■ Task statement
Whenever the string "route" turns up in a line of the data below, copy that line.

Records from a collection
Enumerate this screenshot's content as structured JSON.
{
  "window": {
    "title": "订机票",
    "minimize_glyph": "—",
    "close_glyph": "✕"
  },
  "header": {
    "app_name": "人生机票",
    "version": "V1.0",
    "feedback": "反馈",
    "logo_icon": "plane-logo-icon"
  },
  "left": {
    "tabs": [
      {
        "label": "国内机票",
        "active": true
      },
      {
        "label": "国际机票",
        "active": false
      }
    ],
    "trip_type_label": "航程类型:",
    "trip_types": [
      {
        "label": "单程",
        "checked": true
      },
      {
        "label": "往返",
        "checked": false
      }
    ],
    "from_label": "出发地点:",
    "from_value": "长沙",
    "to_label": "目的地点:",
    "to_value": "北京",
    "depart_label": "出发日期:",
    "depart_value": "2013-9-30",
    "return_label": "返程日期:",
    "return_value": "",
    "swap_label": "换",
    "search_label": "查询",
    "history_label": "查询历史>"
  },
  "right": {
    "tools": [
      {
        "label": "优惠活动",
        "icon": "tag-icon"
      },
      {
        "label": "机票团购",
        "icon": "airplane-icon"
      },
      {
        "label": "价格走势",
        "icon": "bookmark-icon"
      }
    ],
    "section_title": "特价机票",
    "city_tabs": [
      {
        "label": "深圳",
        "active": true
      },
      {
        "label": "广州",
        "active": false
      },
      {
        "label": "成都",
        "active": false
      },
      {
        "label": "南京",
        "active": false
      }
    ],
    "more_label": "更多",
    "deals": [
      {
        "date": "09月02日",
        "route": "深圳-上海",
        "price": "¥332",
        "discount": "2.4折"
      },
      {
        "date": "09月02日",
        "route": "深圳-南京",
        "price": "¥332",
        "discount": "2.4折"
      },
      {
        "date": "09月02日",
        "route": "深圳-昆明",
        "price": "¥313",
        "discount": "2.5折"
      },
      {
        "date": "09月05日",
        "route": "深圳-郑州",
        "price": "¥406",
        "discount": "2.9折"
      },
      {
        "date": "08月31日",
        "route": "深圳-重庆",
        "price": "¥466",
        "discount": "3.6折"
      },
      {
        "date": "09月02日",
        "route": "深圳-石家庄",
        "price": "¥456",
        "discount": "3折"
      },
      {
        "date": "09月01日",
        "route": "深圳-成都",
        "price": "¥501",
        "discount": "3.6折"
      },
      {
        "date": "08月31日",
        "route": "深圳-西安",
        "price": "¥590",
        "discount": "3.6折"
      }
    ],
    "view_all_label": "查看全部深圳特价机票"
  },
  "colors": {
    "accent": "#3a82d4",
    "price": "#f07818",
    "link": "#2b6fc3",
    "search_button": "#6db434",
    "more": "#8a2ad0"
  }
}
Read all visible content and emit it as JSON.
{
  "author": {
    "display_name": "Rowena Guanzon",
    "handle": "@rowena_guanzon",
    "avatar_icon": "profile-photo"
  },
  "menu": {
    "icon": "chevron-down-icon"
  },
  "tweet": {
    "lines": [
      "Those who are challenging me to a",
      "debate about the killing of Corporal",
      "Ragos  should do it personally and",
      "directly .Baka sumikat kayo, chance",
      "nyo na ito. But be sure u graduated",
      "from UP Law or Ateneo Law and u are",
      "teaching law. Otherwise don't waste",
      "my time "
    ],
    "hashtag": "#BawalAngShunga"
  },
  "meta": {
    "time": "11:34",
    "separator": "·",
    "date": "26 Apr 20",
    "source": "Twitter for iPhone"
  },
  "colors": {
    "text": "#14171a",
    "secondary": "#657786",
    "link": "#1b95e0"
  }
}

■ Result for this task
        "route": "深圳-上海",
        "route": "深圳-南京",
        "route": "深圳-昆明",
        "route": "深圳-郑州",
        "route": "深圳-重庆",
        "route": "深圳-石家庄",
        "route": "深圳-成都",
        "route": "深圳-西安",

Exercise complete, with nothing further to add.